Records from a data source
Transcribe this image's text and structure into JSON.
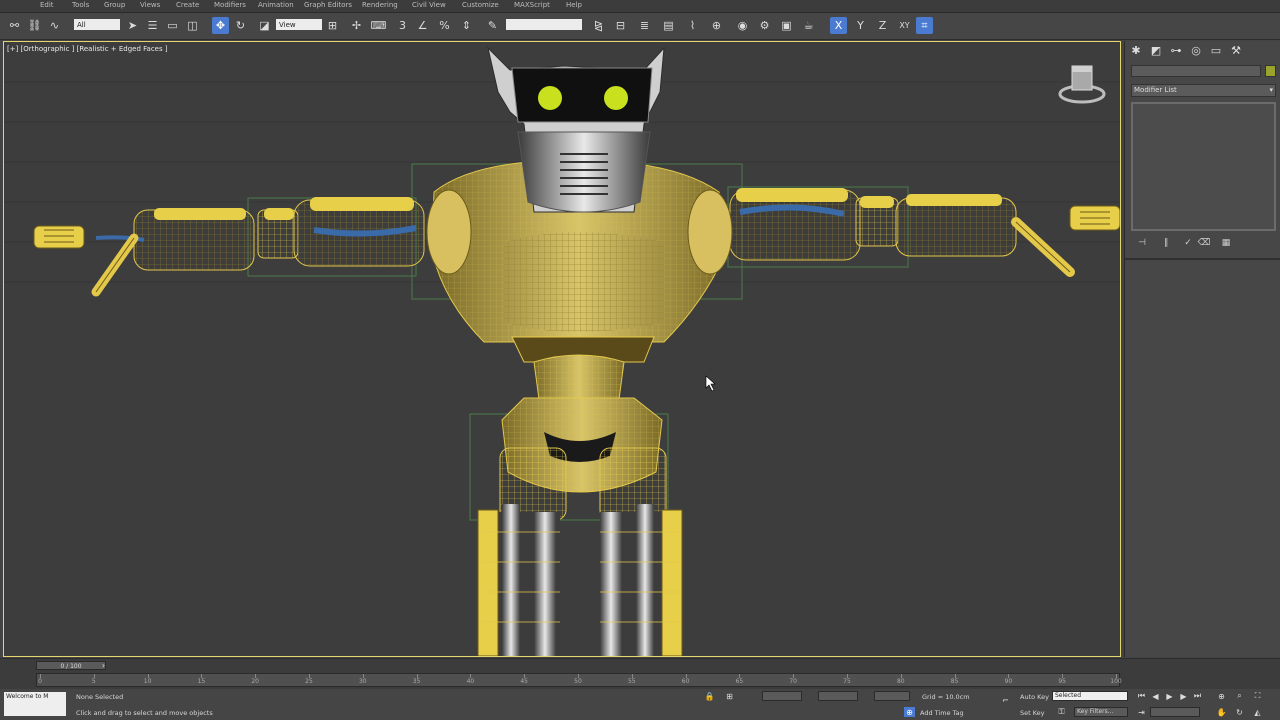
{
  "menubar": {
    "items": [
      "Edit",
      "Tools",
      "Group",
      "Views",
      "Create",
      "Modifiers",
      "Animation",
      "Graph Editors",
      "Rendering",
      "Civil View",
      "Customize",
      "MAXScript",
      "Help"
    ]
  },
  "toolbar": {
    "selection_filter": "All",
    "ref_coord": "View",
    "named_selection": "",
    "axis_x": "X",
    "axis_y": "Y",
    "axis_z": "Z",
    "axis_xy": "XY"
  },
  "viewport": {
    "label": "[+] [Orthographic ] [Realistic + Edged Faces ]"
  },
  "command_panel": {
    "modifier_list": "Modifier List"
  },
  "timeline": {
    "slider_label": "0 / 100",
    "ticks": [
      "0",
      "5",
      "10",
      "15",
      "20",
      "25",
      "30",
      "35",
      "40",
      "45",
      "50",
      "55",
      "60",
      "65",
      "70",
      "75",
      "80",
      "85",
      "90",
      "95",
      "100"
    ]
  },
  "status": {
    "listener_text": "Welcome to M",
    "selection_text": "None Selected",
    "prompt_text": "Click and drag to select and move objects",
    "grid_text": "Grid = 10.0cm",
    "auto_key": "Auto Key",
    "selected_value": "Selected",
    "set_key": "Set Key",
    "key_filters": "Key Filters...",
    "add_time_tag": "Add Time Tag"
  },
  "colors": {
    "active_tool": "#4a7bd0",
    "viewport_border": "#e6d56a",
    "wire_yellow": "#e3c84a",
    "eye_glow": "#c9e01e"
  },
  "icons": [
    "select-link-icon",
    "select-object-icon",
    "move-icon",
    "rotate-icon",
    "scale-icon",
    "snap-icon",
    "mirror-icon",
    "align-icon",
    "render-icon",
    "viewcube-icon",
    "play-icon"
  ]
}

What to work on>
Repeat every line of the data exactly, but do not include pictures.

Solution to this exercise>
Transcribe this image's text and structure into JSON.
{
  "menubar": {
    "items": [
      "Edit",
      "Tools",
      "Group",
      "Views",
      "Create",
      "Modifiers",
      "Animation",
      "Graph Editors",
      "Rendering",
      "Civil View",
      "Customize",
      "MAXScript",
      "Help"
    ]
  },
  "toolbar": {
    "selection_filter": "All",
    "ref_coord": "View",
    "named_selection": "",
    "axis_x": "X",
    "axis_y": "Y",
    "axis_z": "Z",
    "axis_xy": "XY"
  },
  "viewport": {
    "label": "[+] [Orthographic ] [Realistic + Edged Faces ]"
  },
  "command_panel": {
    "modifier_list": "Modifier List"
  },
  "timeline": {
    "slider_label": "0 / 100",
    "ticks": [
      "0",
      "5",
      "10",
      "15",
      "20",
      "25",
      "30",
      "35",
      "40",
      "45",
      "50",
      "55",
      "60",
      "65",
      "70",
      "75",
      "80",
      "85",
      "90",
      "95",
      "100"
    ]
  },
  "status": {
    "listener_text": "Welcome to M",
    "selection_text": "None Selected",
    "prompt_text": "Click and drag to select and move objects",
    "grid_text": "Grid = 10.0cm",
    "auto_key": "Auto Key",
    "selected_value": "Selected",
    "set_key": "Set Key",
    "key_filters": "Key Filters...",
    "add_time_tag": "Add Time Tag"
  },
  "colors": {
    "active_tool": "#4a7bd0",
    "viewport_border": "#e6d56a",
    "wire_yellow": "#e3c84a",
    "eye_glow": "#c9e01e"
  },
  "icons": [
    "select-link-icon",
    "select-object-icon",
    "move-icon",
    "rotate-icon",
    "scale-icon",
    "snap-icon",
    "mirror-icon",
    "align-icon",
    "render-icon",
    "viewcube-icon",
    "play-icon"
  ]
}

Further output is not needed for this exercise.